An excursion in the company of his parents to the Land’s End, Cornwall, in August 1877.
The Sire de Maletroit’s Mousetrap was published in Temple Bar (Jan 1878) as The Sire de Maletroit’s Door and reprinted in New Arabian Nights (1882).
Neither the Stepfather’s Story nor the St. Michael’s Mounts essay here mentioned ever, to our knowledge, came into being.
The Bass Rock, an island in the outer part of the Firth of Forth studied by scientists in the 19th century for its large colony of gannets, is also known to have served as a place of imprisonment, during the early 15th century.
Antoine de La Sale (1383-1469?) is the author of the prose romance Histoire du Petit Jehan de Saintré. RLS’s had a copy of Guichard’s edition, 1843.
Sandford and Merton 1783-9 is a didactic children’s tale by Thomas Day.
Will o’ the Mill was published in Cornhill Jan. 1878 and reprinted in The Merry Men (1887).
[Dots between square brackets indicate cuts made by Sidney Colvin. For full, correct and critical edition of this letter, see Mehew 2, 478.]
To Fanny Sitwell [Colvin 1911, 1, pp. 251-252]
[Penzance, 10 August 1877.]
You will do well to stick to your burn; that is a delightful life you sketch, and a very fountain of health. I wish I could live like that but, alas! it is just as well I got my ‘Idlers’ written and done with, for I have quite lost all power of resting.
I have a goad in my flesh continually, pushing me to work, work, work. I have an essay pretty well through for Stephen; a story, ‘The Sire de Maletroit’s Mousetrap’, with which I shall try Temple Bar;
another story, in the clouds, ‘The Stepfather’s Story’, most pathetic work of a high morality or immorality, according to point of view; and lastly, also in the clouds, or perhaps a little farther away, an essay on the ‘Two St. Michael’s Mounts’, historical and picturesque;
perhaps if it didn’t come too long, I might throw in the Bass Rock, and call it ‘Three Sea Fortalices’, or something of that kind.

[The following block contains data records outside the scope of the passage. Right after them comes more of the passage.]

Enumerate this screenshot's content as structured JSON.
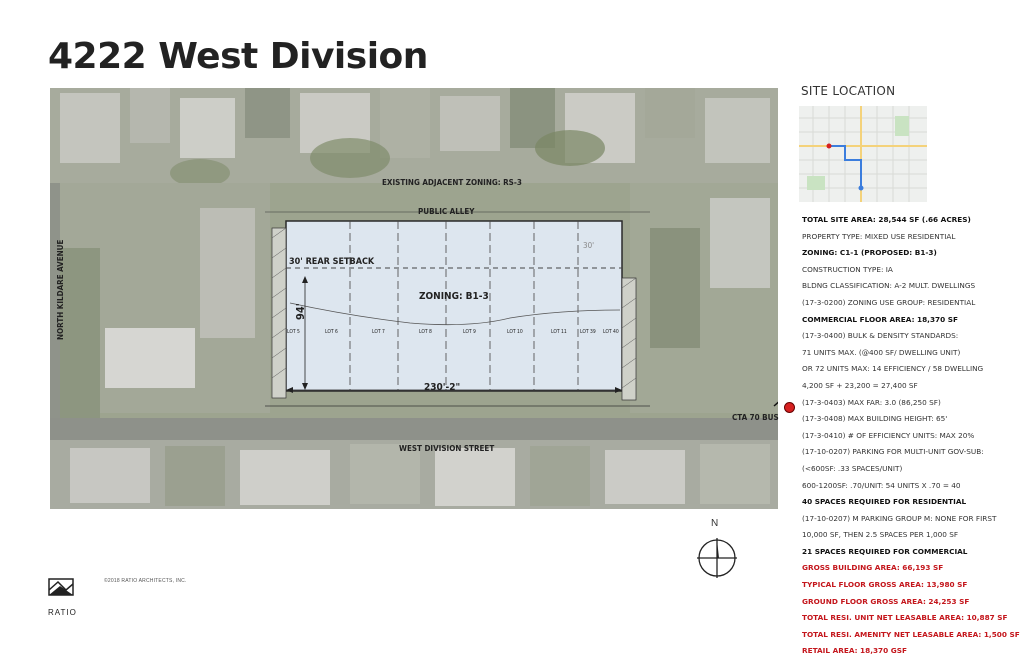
{
  "title": "4222 West Division",
  "site_location": {
    "heading": "SITE LOCATION"
  },
  "map": {
    "labels": {
      "adjacent_zoning": "EXISTING ADJACENT ZONING: RS-3",
      "public_alley": "PUBLIC ALLEY",
      "rear_setback": "30' REAR SETBACK",
      "zoning": "ZONING: B1-3",
      "width_dim": "230'-2\"",
      "depth_dim": "94'",
      "west_division": "WEST DIVISION STREET",
      "north_kildare": "NORTH KILDARE AVENUE",
      "cta_bus": "CTA 70 BUS",
      "setback_small": "30'"
    },
    "lots": [
      "LOT 5",
      "LOT 6",
      "LOT 7",
      "LOT 8",
      "LOT 9",
      "LOT 10",
      "LOT 11",
      "LOT 39",
      "LOT 40"
    ],
    "colors": {
      "site_fill": "#dde6ef",
      "bus_dot": "#d62020"
    }
  },
  "notes": [
    {
      "text": "TOTAL SITE AREA: 28,544 SF (.66 ACRES)",
      "style": "b"
    },
    {
      "text": "PROPERTY TYPE: MIXED USE RESIDENTIAL",
      "style": ""
    },
    {
      "text": "ZONING: C1-1 (PROPOSED: B1-3)",
      "style": "b"
    },
    {
      "text": "CONSTRUCTION TYPE: IA",
      "style": ""
    },
    {
      "text": "BLDNG CLASSIFICATION: A-2 MULT. DWELLINGS",
      "style": ""
    },
    {
      "text": "(17-3-0200) ZONING USE GROUP: RESIDENTIAL",
      "style": ""
    },
    {
      "text": "COMMERCIAL FLOOR AREA: 18,370 SF",
      "style": "b"
    },
    {
      "text": "(17-3-0400) BULK & DENSITY STANDARDS:",
      "style": ""
    },
    {
      "text": "71 UNITS MAX. (@400 SF/ DWELLING UNIT)",
      "style": ""
    },
    {
      "text": "OR 72 UNITS MAX: 14 EFFICIENCY / 58 DWELLING",
      "style": ""
    },
    {
      "text": "4,200 SF + 23,200 = 27,400 SF",
      "style": ""
    },
    {
      "text": "(17-3-0403) MAX FAR: 3.0 (86,250 SF)",
      "style": ""
    },
    {
      "text": "(17-3-0408) MAX BUILDING HEIGHT: 65'",
      "style": ""
    },
    {
      "text": "(17-3-0410) # OF EFFICIENCY UNITS: MAX 20%",
      "style": ""
    },
    {
      "text": "(17-10-0207) PARKING FOR MULTI-UNIT GOV-SUB:",
      "style": ""
    },
    {
      "text": "(<600SF: .33 SPACES/UNIT)",
      "style": ""
    },
    {
      "text": "600-1200SF: .70/UNIT: 54 UNITS X .70 = 40",
      "style": ""
    },
    {
      "text": "40 SPACES REQUIRED FOR RESIDENTIAL",
      "style": "b"
    },
    {
      "text": "(17-10-0207) M PARKING GROUP M: NONE FOR FIRST",
      "style": ""
    },
    {
      "text": "10,000 SF, THEN 2.5 SPACES PER 1,000 SF",
      "style": ""
    },
    {
      "text": "21 SPACES REQUIRED FOR COMMERCIAL",
      "style": "b"
    },
    {
      "text": "GROSS BUILDING AREA: 66,193 SF",
      "style": "r"
    },
    {
      "text": "TYPICAL FLOOR GROSS AREA: 13,980 SF",
      "style": "r"
    },
    {
      "text": "GROUND FLOOR GROSS AREA: 24,253 SF",
      "style": "r"
    },
    {
      "text": "TOTAL RESI. UNIT NET LEASABLE AREA: 10,887 SF",
      "style": "r"
    },
    {
      "text": "TOTAL RESI. AMENITY NET LEASABLE AREA: 1,500 SF",
      "style": "r"
    },
    {
      "text": "RETAIL AREA: 18,370 GSF",
      "style": "r"
    }
  ],
  "compass": {
    "label": "N"
  },
  "footer": {
    "copyright": "©2018 RATIO ARCHITECTS, INC.",
    "brand": "RATIO"
  }
}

You see how work keeps bubbling in my mind. Then I shall do another fifteenth century paper this autumn – ‘La Sale and Petit Jehan de Saintré’, which is a kind of fifteenth century Sandford and Merton, ending in horrid immoral cynicism, as if the author had got tired of being didactic, and just had a good wallow in the mire to wind up with and indemnify himself for so much restraint.
Cornwall is not much to my taste, being as bleak as the bleakest parts of Scotland, and nothing like so pointed and characteristic. It has a flavour of its own, though, which I may try and catch, if I find the space, in the proposed article.
Will o’ the Mill […] I sent, red hot, to Stephen in a fit of haste, and have not yet had an answer. I am quite prepared for a refusal.
But I begin to have more hope in the story line, and that should improve my income anyway. I am glad you liked Villon; some of it was not as good as it ought to be, but on the whole it seems pretty vivid, and the features strongly marked. Vividness and not style is now my line; style is all very well, but vividness is the real line of country; if a thing is meant to be read, it seems just as well to try and make it readable.
I am such a dull person I cannot keep off my own […] immortal works. Indeed, they are scarcely ever out of my head. And yet I value them less and less every day. But occupation is the great thing; so that a man should have his life in his own pocket, and never be thrown out of work by anything.I am glad to hear you are better. […] I must stop – going to Land’s End. Always your faithful friend,
Robert Louis Stevenson